As I'm learning to approach Scripture in a non-traditional way, one of the thing that most excites me is the possibility of using imagination to fill in the gaps. Not that it makes it true. Or real. But when the imagination is brought into the gaps and spaces of Scripture that remain silent, it opens up a place of creativity. If nothing else it's a great creative exercise.
Taking us outside the world of blacks and whites . . . scientific, analytical words. And into the realm of real lives.
What was the rest of Noah's life like? What was his family like? Did they believe Noah and God? Did they think it was fake? Were they resentful? Were they mad at God? What did their wives think? What did they experience? The animals? What conversations were had between Noah and his children . . . his skeptics . . . his attackers?
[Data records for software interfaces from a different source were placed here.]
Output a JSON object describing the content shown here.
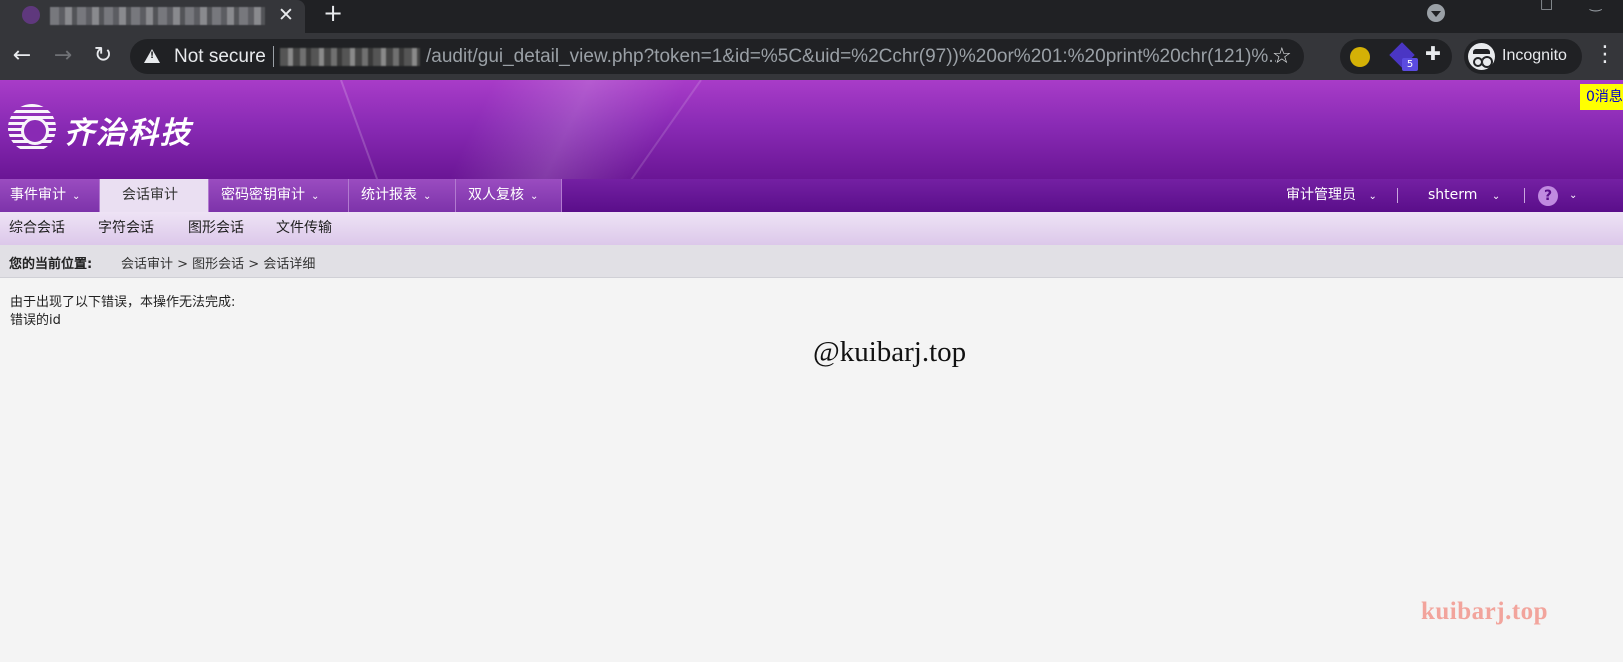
{
  "browser": {
    "tab_close_glyph": "✕",
    "new_tab_glyph": "+",
    "nav_back_glyph": "←",
    "nav_forward_glyph": "→",
    "reload_glyph": "↻",
    "not_secure_label": "Not secure",
    "url_path": "/audit/gui_detail_view.php?token=1&id=%5C&uid=%2Cchr(97))%20or%201:%20print%20chr(121)%...",
    "star_glyph": "☆",
    "extension_badge_count": "5",
    "puzzle_glyph": "✚",
    "incognito_label": "Incognito",
    "menu_glyph": "⋮",
    "window_restore_glyph": "□",
    "window_minimize_glyph": "‿"
  },
  "header": {
    "logo_text": "齐治科技",
    "message_badge": "0消息"
  },
  "main_nav": {
    "items": [
      {
        "label": "事件审计",
        "active": false
      },
      {
        "label": "会话审计",
        "active": true
      },
      {
        "label": "密码密钥审计",
        "active": false
      },
      {
        "label": "统计报表",
        "active": false
      },
      {
        "label": "双人复核",
        "active": false
      }
    ],
    "chevron_glyph": "⌄",
    "user_role": "审计管理员",
    "username": "shterm",
    "help_glyph": "?"
  },
  "sub_nav": {
    "items": [
      "综合会话",
      "字符会话",
      "图形会话",
      "文件传输"
    ]
  },
  "breadcrumb": {
    "label": "您的当前位置:",
    "path": "会话审计 > 图形会话 > 会话详细"
  },
  "content": {
    "error_line_1": "由于出现了以下错误，本操作无法完成:",
    "error_line_2": "错误的id"
  },
  "watermarks": {
    "center": "@kuibarj.top",
    "corner": "kuibarj.top"
  },
  "colors": {
    "banner_purple": "#8a2bb5",
    "nav_purple": "#7d33aa",
    "message_badge_bg": "#ffff00",
    "watermark_corner": "#f2a49c"
  }
}
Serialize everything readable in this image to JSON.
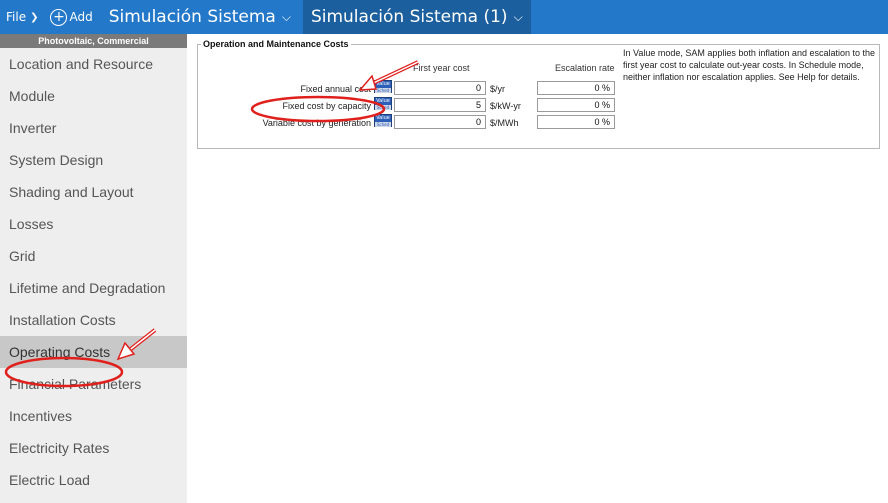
{
  "topbar": {
    "file_label": "File",
    "add_label": "Add",
    "cases": [
      {
        "label": "Simulación Sistema"
      },
      {
        "label": "Simulación Sistema (1)"
      }
    ]
  },
  "sidebar": {
    "header": "Photovoltaic, Commercial",
    "items": [
      {
        "label": "Location and Resource"
      },
      {
        "label": "Module"
      },
      {
        "label": "Inverter"
      },
      {
        "label": "System Design"
      },
      {
        "label": "Shading and Layout"
      },
      {
        "label": "Losses"
      },
      {
        "label": "Grid"
      },
      {
        "label": "Lifetime and Degradation"
      },
      {
        "label": "Installation Costs"
      },
      {
        "label": "Operating Costs"
      },
      {
        "label": "Financial Parameters"
      },
      {
        "label": "Incentives"
      },
      {
        "label": "Electricity Rates"
      },
      {
        "label": "Electric Load"
      }
    ]
  },
  "om": {
    "title": "Operation and Maintenance Costs",
    "col_first_year": "First year cost",
    "col_escalation": "Escalation rate",
    "value_btn_top": "Value",
    "value_btn_bottom": "Sched",
    "rows": [
      {
        "label": "Fixed annual cost",
        "value": "0",
        "unit": "$/yr",
        "escalation": "0 %"
      },
      {
        "label": "Fixed cost by capacity",
        "value": "5",
        "unit": "$/kW-yr",
        "escalation": "0 %"
      },
      {
        "label": "Variable cost by generation",
        "value": "0",
        "unit": "$/MWh",
        "escalation": "0 %"
      }
    ],
    "note": "In Value mode, SAM applies both inflation and escalation to the first year cost to calculate out-year costs. In Schedule mode, neither inflation nor escalation applies. See Help for details."
  }
}
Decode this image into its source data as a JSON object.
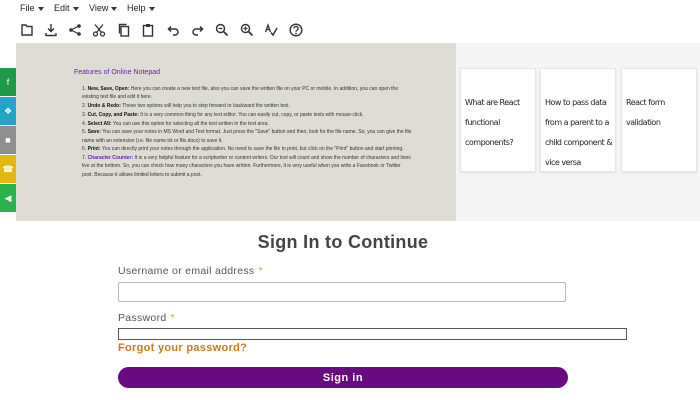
{
  "menu": {
    "items": [
      "File",
      "Edit",
      "View",
      "Help"
    ]
  },
  "toolbar": {
    "icons": [
      "new-file-icon",
      "download-icon",
      "share-icon",
      "cut-icon",
      "copy-icon",
      "paste-icon",
      "undo-icon",
      "redo-icon",
      "zoom-out-icon",
      "zoom-in-icon",
      "spell-check-icon",
      "help-icon"
    ]
  },
  "social": {
    "colors": [
      "#1e9a48",
      "#26a3c8",
      "#8f8f8f",
      "#e3b812",
      "#2bb34a"
    ]
  },
  "editor": {
    "title": "Features of Online Notepad",
    "features": [
      {
        "label": "New, Save, Open:",
        "text": " Here you can create a new text file, also you can save the written file on your PC or mobile. In addition, you can open the existing text file and edit it here."
      },
      {
        "label": "Undo & Redo:",
        "text": " These two options will help you to step forward or backward the written text."
      },
      {
        "label": "Cut, Copy, and Paste:",
        "text": " It is a very common thing for any text editor. You can easily cut, copy, or paste texts with mouse-click."
      },
      {
        "label": "Select All:",
        "text": " You can use this option for selecting all the text written in the text area."
      },
      {
        "label": "Save:",
        "text": " You can save your notes in MS Word and Text format. Just press the \"Save\" button and then, look for the file name. So, you can give the file name with an extension (i.e. file name.txt or file.docx) to save it."
      },
      {
        "label": "Print:",
        "text": " You can directly print your notes through the application. No need to save the file to print, but click on the \"Print\" button and start printing."
      },
      {
        "label": "Character Counter:",
        "text": " It is a very helpful feature for a scriptwriter or content writers. Our tool will count and show the number of characters and lines live at the bottom. So, you can check how many characters you have written. Furthermore, it is very useful when you write a Facebook or Twitter post. Because it allows limited letters to submit a post."
      }
    ]
  },
  "cards": [
    {
      "text": "What are React functional components?"
    },
    {
      "text": "How to pass data from a parent to a child component & vice versa"
    },
    {
      "text": "React form validation"
    }
  ],
  "signin": {
    "title": "Sign In to Continue",
    "username_label": "Username or email address",
    "password_label": "Password",
    "required_mark": "*",
    "username_value": "",
    "password_value": "",
    "forgot_link": "Forgot your password?",
    "button_label": "Sign in"
  }
}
David Maine does this with his book. Using his imagination to craft the story of Noah around what has been shared with us in Scripture. Filling in the gaps with missing pieces of the story. He mixes the spirituality and agnosticism of the family with the faith and call of Noah. The consequent tension that this creates and how it turns everyone's life upside down.
The end result is an excellent piece of fiction that was not only excellent literary entertainment . . . but a new theological possibility for approaching Scripture.
In this retelling of the familiar Genesis story of Noah and the Great Flood, Maine's use of multiple narrators gives supernatural material very human dimensions. The biblical "details" of the ark, the deluge, and the gathering of the animals are kept and enlarged upon right along with each human's story (each human in Noe's (Noah's) family, that is.)
The women in the story are particularly strong characters--a pleasant surprise considering the patriarchal resource from which it's drawn. They become the true human instruments of Noah's successful voyage. The supernatural aspects are nicely juxtaposed with the mundane aspects of cramped quarters, human appetites, unpleasant smells, filth, and toil. I highly recommend this novel.
You thought you knew this story May 15, 2006
Noe and the Flood retold in a completely refreshing way. Powerful language. Short, well-crafted sentences. Gentle humor. Characters you come to know and love. All in a slim book for a long weekend. Enjoy!